If a line of the listing contains the string "spoon", return that line.

#####

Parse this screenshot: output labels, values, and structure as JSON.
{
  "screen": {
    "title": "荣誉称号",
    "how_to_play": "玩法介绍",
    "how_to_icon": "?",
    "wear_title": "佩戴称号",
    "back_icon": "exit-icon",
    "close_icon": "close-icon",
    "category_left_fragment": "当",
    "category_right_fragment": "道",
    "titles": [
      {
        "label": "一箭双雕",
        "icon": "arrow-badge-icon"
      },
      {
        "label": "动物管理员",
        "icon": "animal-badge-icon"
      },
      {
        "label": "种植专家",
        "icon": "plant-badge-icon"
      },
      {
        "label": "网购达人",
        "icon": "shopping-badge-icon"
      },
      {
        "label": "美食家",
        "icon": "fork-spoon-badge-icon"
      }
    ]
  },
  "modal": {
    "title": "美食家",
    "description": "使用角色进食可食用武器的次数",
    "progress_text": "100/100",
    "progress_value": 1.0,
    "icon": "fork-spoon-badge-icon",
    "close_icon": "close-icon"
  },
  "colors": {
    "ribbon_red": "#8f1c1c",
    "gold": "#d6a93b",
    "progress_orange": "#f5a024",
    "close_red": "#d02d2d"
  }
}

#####

Reply to the exercise =>
        "icon": "fork-spoon-badge-icon"
    "icon": "fork-spoon-badge-icon",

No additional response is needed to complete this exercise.